To learn more about Due Diligence and Buying and Selling Websites in general, you can sign up at – an online community for sellers and buyers alike.

Image: gerlos (No, it isn’t Thomas or Bryan!)

Agree with these tips? Are there any missing? Let us know in the comments below.

Mark Zuckerberg’s Sells for Over $30,000 on Flippa

The blogosphere went wild in early October this year when Rahul Jain listed Mark Zuckerberg’s Facebook predecessor on the Flippa marketplace.

Last week was a case of history repeating when the likes of Forbes, Mashable, Yahoo News, IT World and the LA Times all ran with the news that the site had successfully sold to the highest bidder on Flippa. had 10 bids to reach a final sale price of $30,201 – despite the widely reported risks of it being subject to Facebook’s recent pursuit of similar websites such as Lamebook, Teachbook and Placebook.

While sold successfully on Flippa, unfortunately the same auction result could not be said for (hopefully our readers can spot the difference!) – it was listed for auction on eBay during the same time but failed to secure a sale …

In discussing his experience in selling on Flippa, Jain said “This was the first time I had ever used Flippa to sell a domain and I was not disappointed.
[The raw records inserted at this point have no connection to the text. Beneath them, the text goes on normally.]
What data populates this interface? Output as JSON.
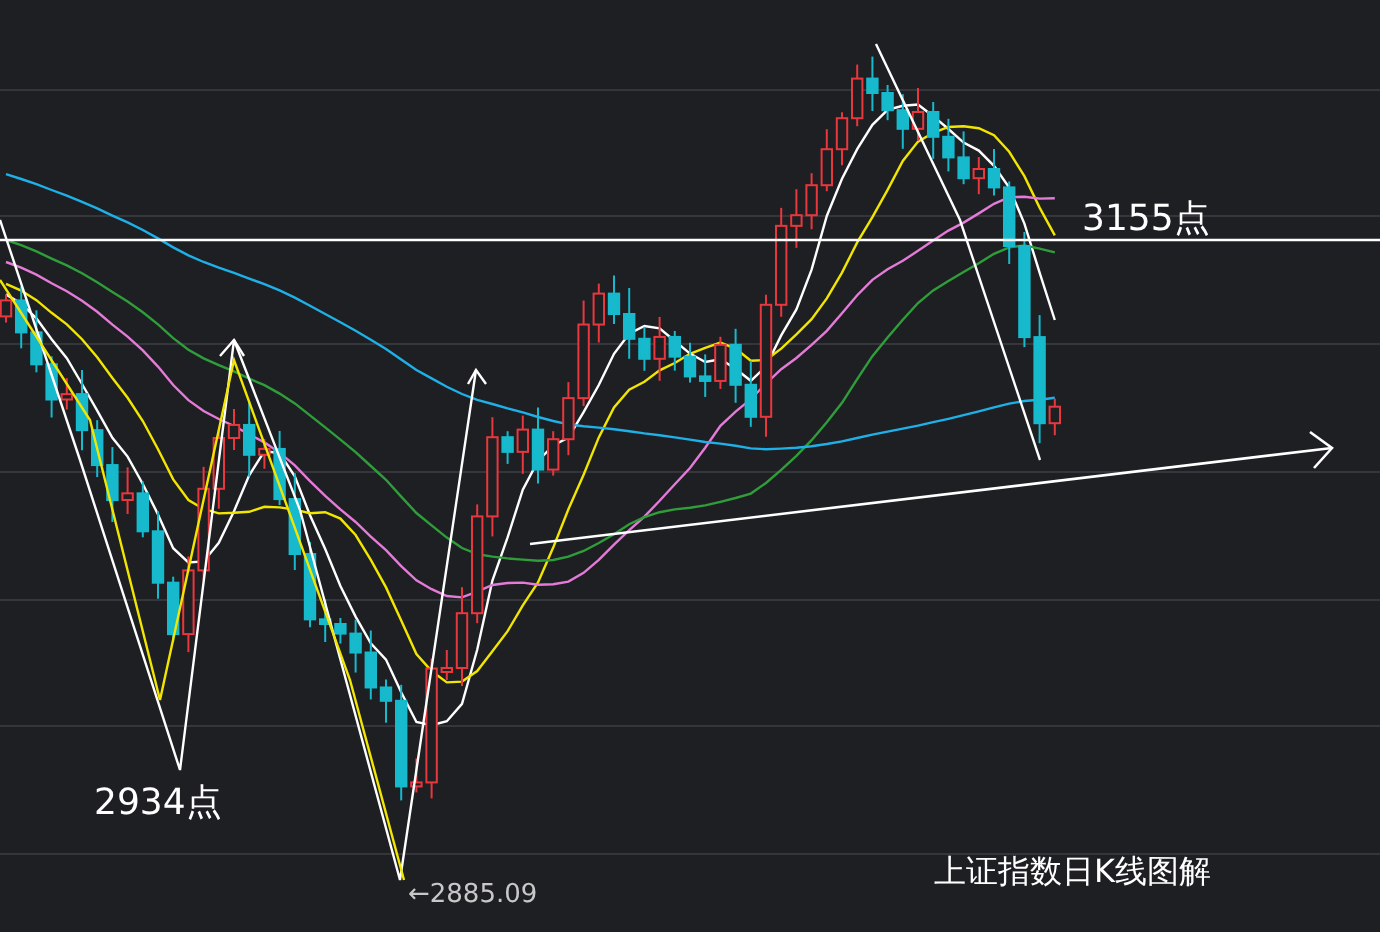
{
  "annotations": [
    {
      "kind": "resistance",
      "text": "3155点"
    },
    {
      "kind": "low",
      "text": "2934点"
    },
    {
      "kind": "low_arrow",
      "text": "←2885.09"
    }
  ],
  "caption": "上证指数日K线图解"
}
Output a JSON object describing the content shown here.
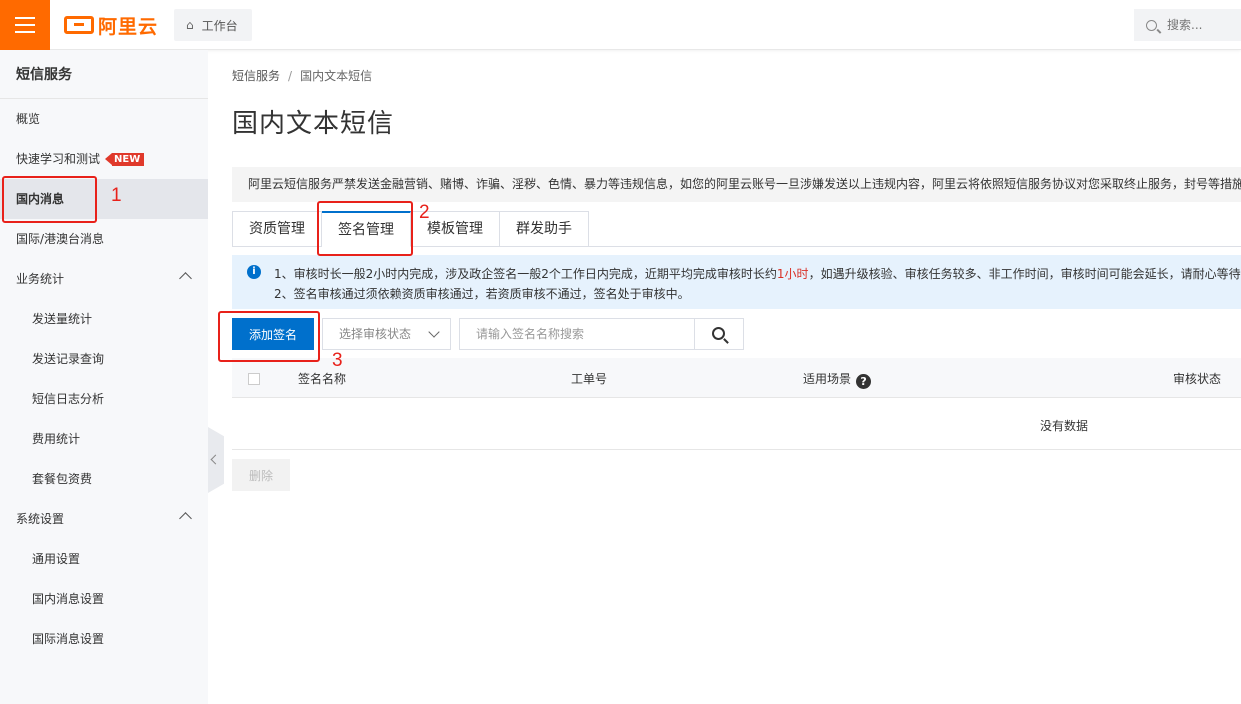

My objective was to get what was sure to be an attention getting domain on a platform that could best showcase it. In Flippa I found just that. By communicating with the bidders before approving their bid, I was able to ensure that only serious bids were accepted.”

Jain will be donating some of the Flippa auction’s proceeds to the Dakshana Foundation, which assists in paying the educational expenses of impoverished children from India. Part of the proceeds will also go to boosting his investment in building into a differentiated “go-to website for tourists visiting New York City … with a focus on Hotels, Tours and Broadway Shows”.

The new domain owner of was not able to provide any details of their plans for the domain.

Website buyers can find a terrific number of domains and established websites for sale at Those looking for something with an existing publicity profile possibly something of the likes of may wish to check out the Audioo auction which was recently covered by TechCrunch, Business Insider and the Los Angeles Business Journal.

Image courtesy of Nchacko on Twitter.

Website Auction Didn’t Meet Reserve on Flippa? Now You Can Negotiate

More than 55% of the auctions on Flippa result in a sale, which is not a bad success rate. However, of those which finish unsuccessfully, almost half have bids – they just fall a little short of the seller’s reserve.

Until now, these sellers were left with two options:

  1. Re-list their website and go through the effort of managing another auction
  2. Give up on selling their website

But now there’s a third option. Flippa now gives the seller some time to negotiate with the highest bidder, when the site has failed to sell at auction.